Work instruction: Write the data out again, character for character, with no images.
________________________________________
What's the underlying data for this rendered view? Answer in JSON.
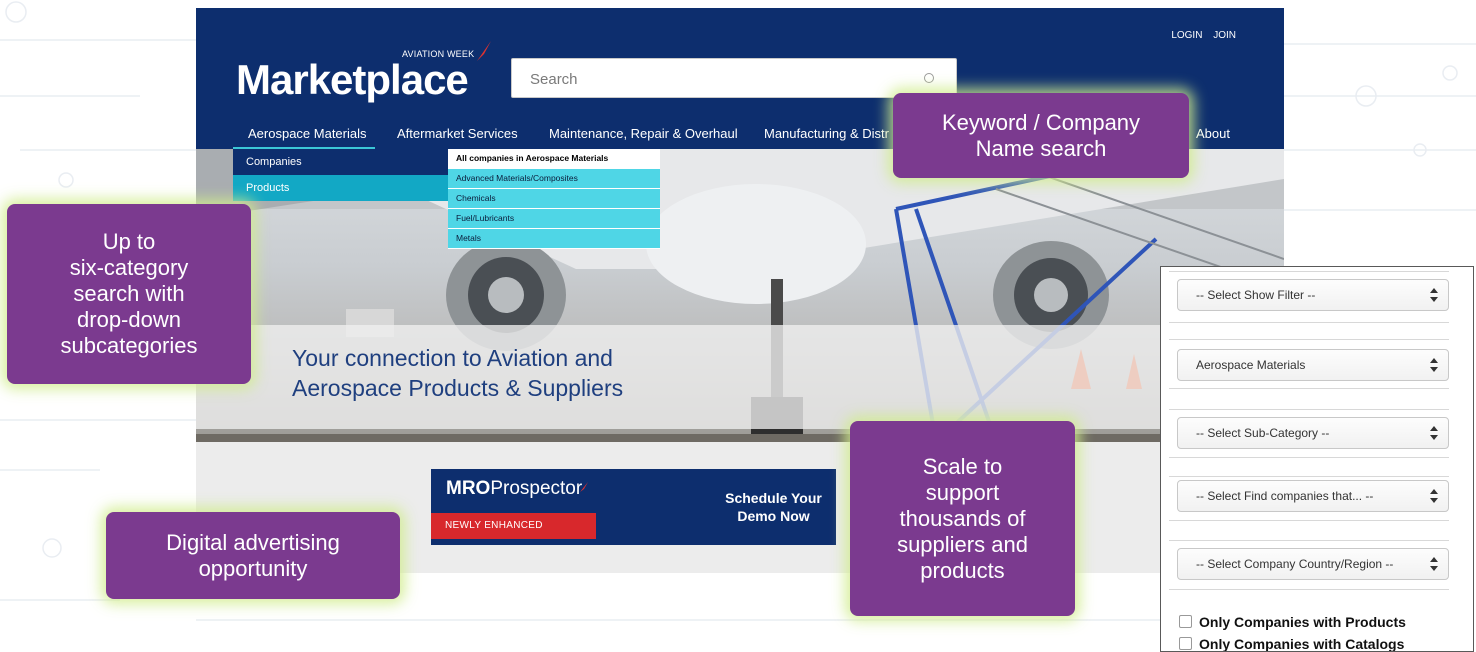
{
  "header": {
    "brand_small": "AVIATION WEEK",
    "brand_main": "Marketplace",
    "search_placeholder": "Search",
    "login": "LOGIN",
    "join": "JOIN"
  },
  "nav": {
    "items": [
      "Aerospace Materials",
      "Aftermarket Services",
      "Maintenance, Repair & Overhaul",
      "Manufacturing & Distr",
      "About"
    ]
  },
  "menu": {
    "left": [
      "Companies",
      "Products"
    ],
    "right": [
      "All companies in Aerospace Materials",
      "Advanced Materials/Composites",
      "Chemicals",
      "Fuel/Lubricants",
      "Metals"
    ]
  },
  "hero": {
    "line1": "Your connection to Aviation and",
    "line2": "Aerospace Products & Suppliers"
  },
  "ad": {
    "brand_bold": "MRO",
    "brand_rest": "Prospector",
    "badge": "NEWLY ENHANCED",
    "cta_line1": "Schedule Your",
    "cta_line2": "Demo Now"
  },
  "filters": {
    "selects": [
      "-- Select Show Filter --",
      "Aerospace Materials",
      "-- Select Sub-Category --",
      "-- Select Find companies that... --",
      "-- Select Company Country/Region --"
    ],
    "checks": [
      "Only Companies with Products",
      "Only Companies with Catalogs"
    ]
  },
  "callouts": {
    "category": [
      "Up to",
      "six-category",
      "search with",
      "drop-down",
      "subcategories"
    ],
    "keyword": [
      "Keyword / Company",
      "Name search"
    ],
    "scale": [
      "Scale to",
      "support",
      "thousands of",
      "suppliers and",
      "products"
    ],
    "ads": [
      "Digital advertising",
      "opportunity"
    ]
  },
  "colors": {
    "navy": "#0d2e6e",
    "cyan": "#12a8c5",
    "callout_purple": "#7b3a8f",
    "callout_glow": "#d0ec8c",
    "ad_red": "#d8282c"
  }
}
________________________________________
Solution for this problem:
What's the underlying data for this rendered view? Answer in JSON.
{
  "header": {
    "brand_small": "AVIATION WEEK",
    "brand_main": "Marketplace",
    "search_placeholder": "Search",
    "login": "LOGIN",
    "join": "JOIN"
  },
  "nav": {
    "items": [
      "Aerospace Materials",
      "Aftermarket Services",
      "Maintenance, Repair & Overhaul",
      "Manufacturing & Distr",
      "About"
    ]
  },
  "menu": {
    "left": [
      "Companies",
      "Products"
    ],
    "right": [
      "All companies in Aerospace Materials",
      "Advanced Materials/Composites",
      "Chemicals",
      "Fuel/Lubricants",
      "Metals"
    ]
  },
  "hero": {
    "line1": "Your connection to Aviation and",
    "line2": "Aerospace Products & Suppliers"
  },
  "ad": {
    "brand_bold": "MRO",
    "brand_rest": "Prospector",
    "badge": "NEWLY ENHANCED",
    "cta_line1": "Schedule Your",
    "cta_line2": "Demo Now"
  },
  "filters": {
    "selects": [
      "-- Select Show Filter --",
      "Aerospace Materials",
      "-- Select Sub-Category --",
      "-- Select Find companies that... --",
      "-- Select Company Country/Region --"
    ],
    "checks": [
      "Only Companies with Products",
      "Only Companies with Catalogs"
    ]
  },
  "callouts": {
    "category": [
      "Up to",
      "six-category",
      "search with",
      "drop-down",
      "subcategories"
    ],
    "keyword": [
      "Keyword / Company",
      "Name search"
    ],
    "scale": [
      "Scale to",
      "support",
      "thousands of",
      "suppliers and",
      "products"
    ],
    "ads": [
      "Digital advertising",
      "opportunity"
    ]
  },
  "colors": {
    "navy": "#0d2e6e",
    "cyan": "#12a8c5",
    "callout_purple": "#7b3a8f",
    "callout_glow": "#d0ec8c",
    "ad_red": "#d8282c"
  }
}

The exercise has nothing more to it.